*The problem:* Reproduce the listing below exactly. Pictures do not belong in the copy.

*Records provided:*
■ ■ ■ ■

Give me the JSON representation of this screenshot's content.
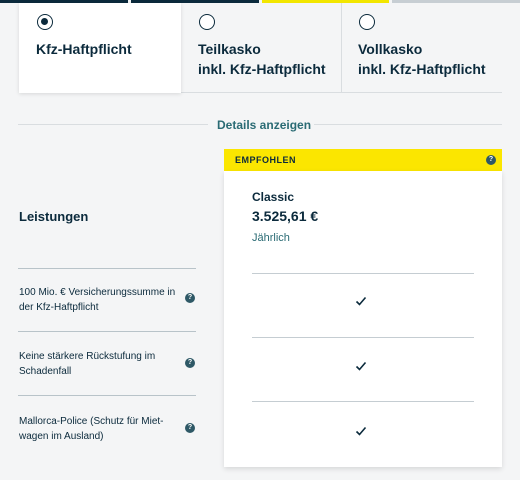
{
  "tabs": [
    {
      "label_line1": "Kfz-Haftpflicht",
      "label_line2": "",
      "selected": true
    },
    {
      "label_line1": "Teilkasko",
      "label_line2": "inkl. Kfz-Haftpflicht",
      "selected": false
    },
    {
      "label_line1": "Vollkasko",
      "label_line2": "inkl. Kfz-Haftpflicht",
      "selected": false
    }
  ],
  "details_link": "Details anzeigen",
  "left": {
    "heading": "Leistungen",
    "features": [
      {
        "text": "100 Mio. € Versicherungssumme in der Kfz-Haftpflicht",
        "help_icon": "?"
      },
      {
        "text": "Keine stärkere Rückstufung im Schadenfall",
        "help_icon": "?"
      },
      {
        "text": "Mallorca-Police (Schutz für Miet-wagen im Ausland)",
        "help_icon": "?"
      }
    ]
  },
  "card": {
    "badge": "EMPFOHLEN",
    "badge_help": "?",
    "plan": "Classic",
    "price": "3.525,61 €",
    "period": "Jährlich",
    "included": [
      true,
      true,
      true
    ]
  },
  "colors": {
    "accent": "#fbe600",
    "primary": "#0b2a3c",
    "link": "#2a6b74"
  }
}
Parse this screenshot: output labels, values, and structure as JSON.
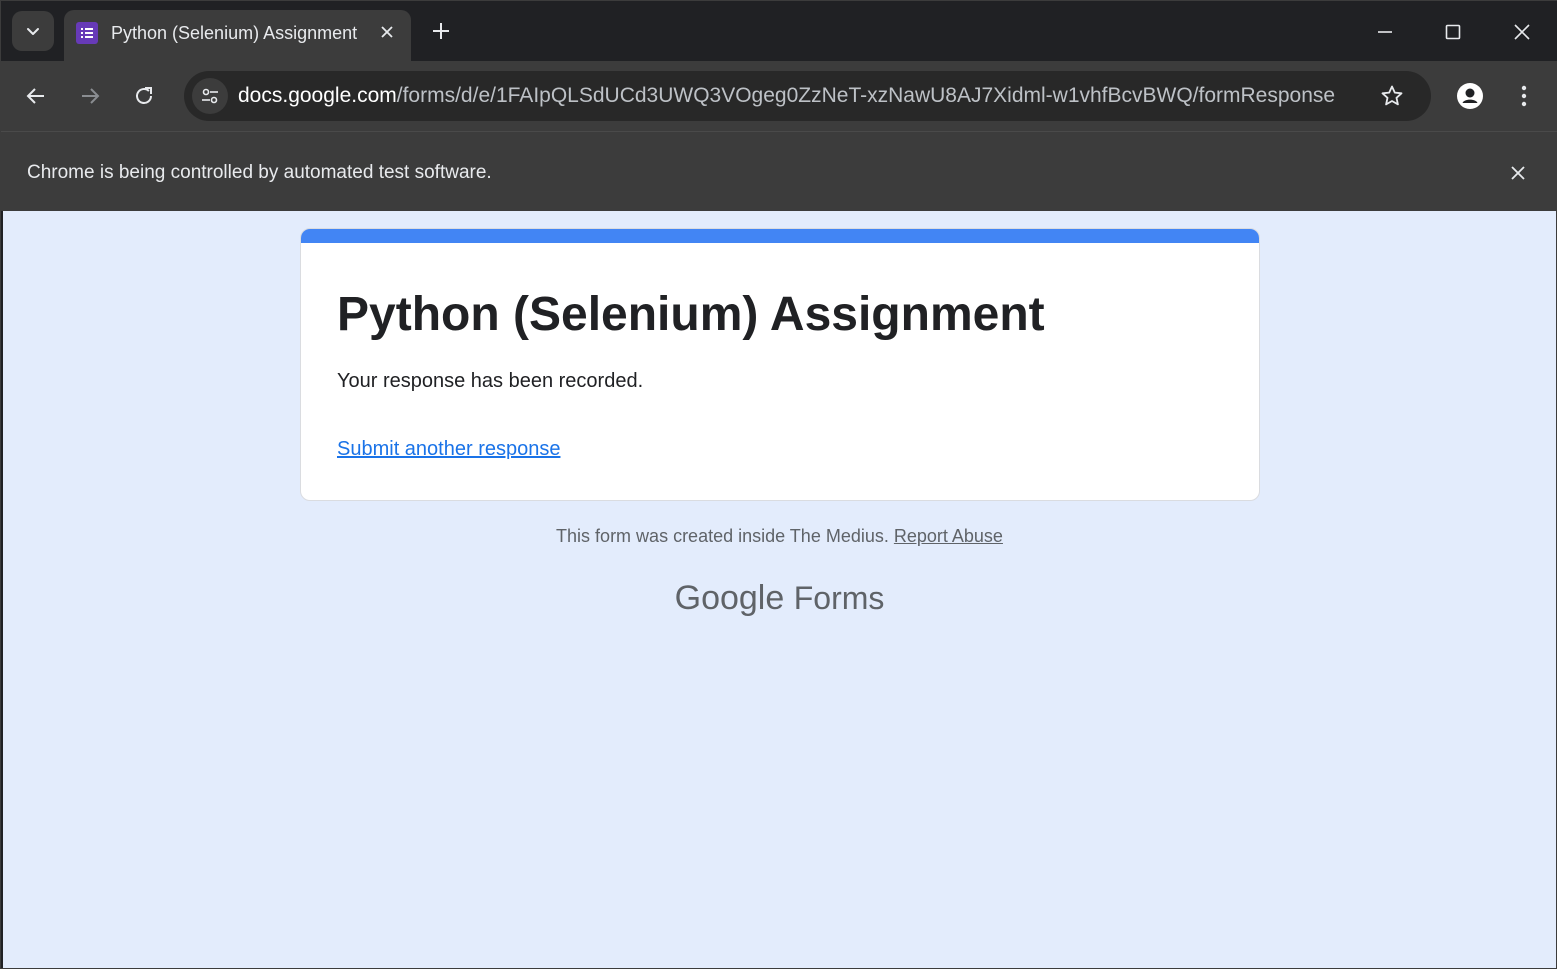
{
  "tab": {
    "title": "Python (Selenium) Assignment",
    "new_tab_label": "+"
  },
  "toolbar": {
    "url_host": "docs.google.com",
    "url_path": "/forms/d/e/1FAIpQLSdUCd3UWQ3VOgeg0ZzNeT-xzNawU8AJ7Xidml-w1vhfBcvBWQ/formResponse"
  },
  "infobar": {
    "message": "Chrome is being controlled by automated test software."
  },
  "form": {
    "title": "Python (Selenium) Assignment",
    "confirmation": "Your response has been recorded.",
    "submit_another": "Submit another response"
  },
  "footer": {
    "note": "This form was created inside The Medius.",
    "report_abuse": "Report Abuse",
    "brand_google": "Google",
    "brand_forms": "Forms"
  },
  "colors": {
    "accent": "#4285f4",
    "page_bg": "#e3ecfc",
    "link": "#1a73e8",
    "favicon": "#673ab7"
  }
}
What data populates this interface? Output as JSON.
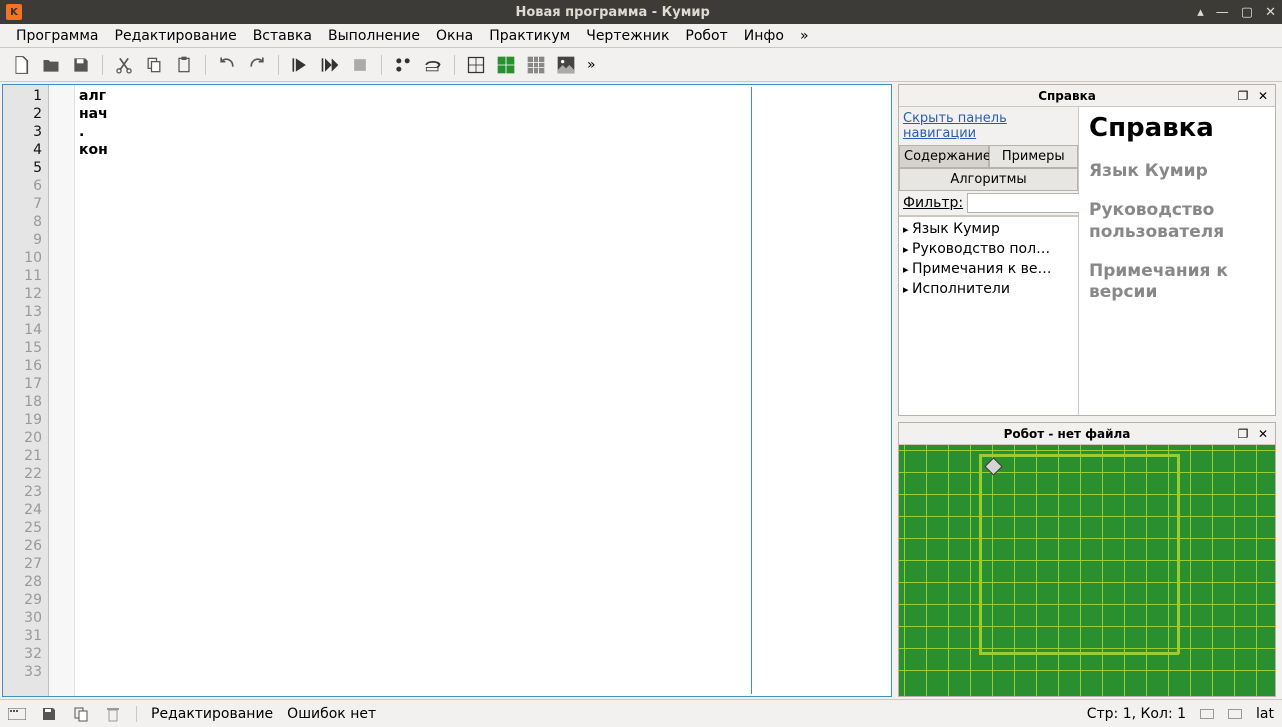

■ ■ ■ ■

*Task result:*
Give me the JSON representation of this screenshot's content.
{
  "tabs": [
    {
      "label_line1": "Kfz-Haftpflicht",
      "label_line2": "",
      "selected": true
    },
    {
      "label_line1": "Teilkasko",
      "label_line2": "inkl. Kfz-Haftpflicht",
      "selected": false
    },
    {
      "label_line1": "Vollkasko",
      "label_line2": "inkl. Kfz-Haftpflicht",
      "selected": false
    }
  ],
  "details_link": "Details anzeigen",
  "left": {
    "heading": "Leistungen",
    "features": [
      {
        "text": "100 Mio. € Versicherungssumme in der Kfz-Haftpflicht",
        "help_icon": "?"
      },
      {
        "text": "Keine stärkere Rückstufung im Schadenfall",
        "help_icon": "?"
      },
      {
        "text": "Mallorca-Police (Schutz für Miet-wagen im Ausland)",
        "help_icon": "?"
      }
    ]
  },
  "card": {
    "badge": "EMPFOHLEN",
    "badge_help": "?",
    "plan": "Classic",
    "price": "3.525,61 €",
    "period": "Jährlich",
    "included": [
      true,
      true,
      true
    ]
  },
  "colors": {
    "accent": "#fbe600",
    "primary": "#0b2a3c",
    "link": "#2a6b74"
  }
}
Parse this screenshot: output labels, values, and structure as JSON.
{
  "tab": {
    "title": "Python (Selenium) Assignment",
    "new_tab_label": "+"
  },
  "toolbar": {
    "url_host": "docs.google.com",
    "url_path": "/forms/d/e/1FAIpQLSdUCd3UWQ3VOgeg0ZzNeT-xzNawU8AJ7Xidml-w1vhfBcvBWQ/formResponse"
  },
  "infobar": {
    "message": "Chrome is being controlled by automated test software."
  },
  "form": {
    "title": "Python (Selenium) Assignment",
    "confirmation": "Your response has been recorded.",
    "submit_another": "Submit another response"
  },
  "footer": {
    "note": "This form was created inside The Medius.",
    "report_abuse": "Report Abuse",
    "brand_google": "Google",
    "brand_forms": "Forms"
  },
  "colors": {
    "accent": "#4285f4",
    "page_bg": "#e3ecfc",
    "link": "#1a73e8",
    "favicon": "#673ab7"
  }
}
What data populates this interface? Output as JSON.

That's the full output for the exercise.